To land on the left, in my cartography-influenced vision, would be to land with an ungainly thud into the foggy, boggy territories of a Leave future. The fence would hide the cultural landmass and sunshine of Europe to the east while the vast, undulating Atlantic Ocean extends to the west. To fall to the right would be a gentler, softer landing into the more familiar, overgrown and mossy lawn of the stay-tus quo. Europe remains in sight, the Wild West playground of former explorers and voyagers (and Trump) largely obscured by the fence.
This ‘fence’, it’s less impenetrable of course than the Iron Curtain that snaked through Europe separating ideologies, but none-the-less it is a boundary.

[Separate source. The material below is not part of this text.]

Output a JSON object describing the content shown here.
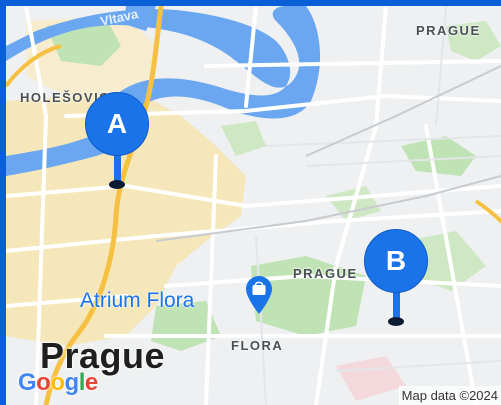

As I point out in my talks, prisons are the ultimate expression of ‘boundaries’. They keep certain people inside and protect the rest from them. An open park or garden, the countryside, they have looser boundaries and are more free for all, but also more open to abuse.
Then there’s the fat cat. Is that simply my sense of me right now, albeit not the rich banker kind? Or is it Britain, past its prime, no longer the lithe gymnast but a slightly paunchy, middle-aged version of itself, clinging to memory-inspired aspirations as it tries to cartwheel the bar of its greater past?
I guess I’ve already painted in words, the landscape into which I want (us) to fall. The EU is deeply flawed but so is the UK. So is the world. So for me the essential question is: do we as a nation want to be the Captain who abandoned the sinking Costa Concordia to save himself? Or do we want to live up to our well-deserved reputation as true Naval leaders and together, with our neighbours, navigate to safer shores the huge, struggling, peace-keeping ship of Europe with its precious cargo of people; people who are like us in essence and who want and need our help?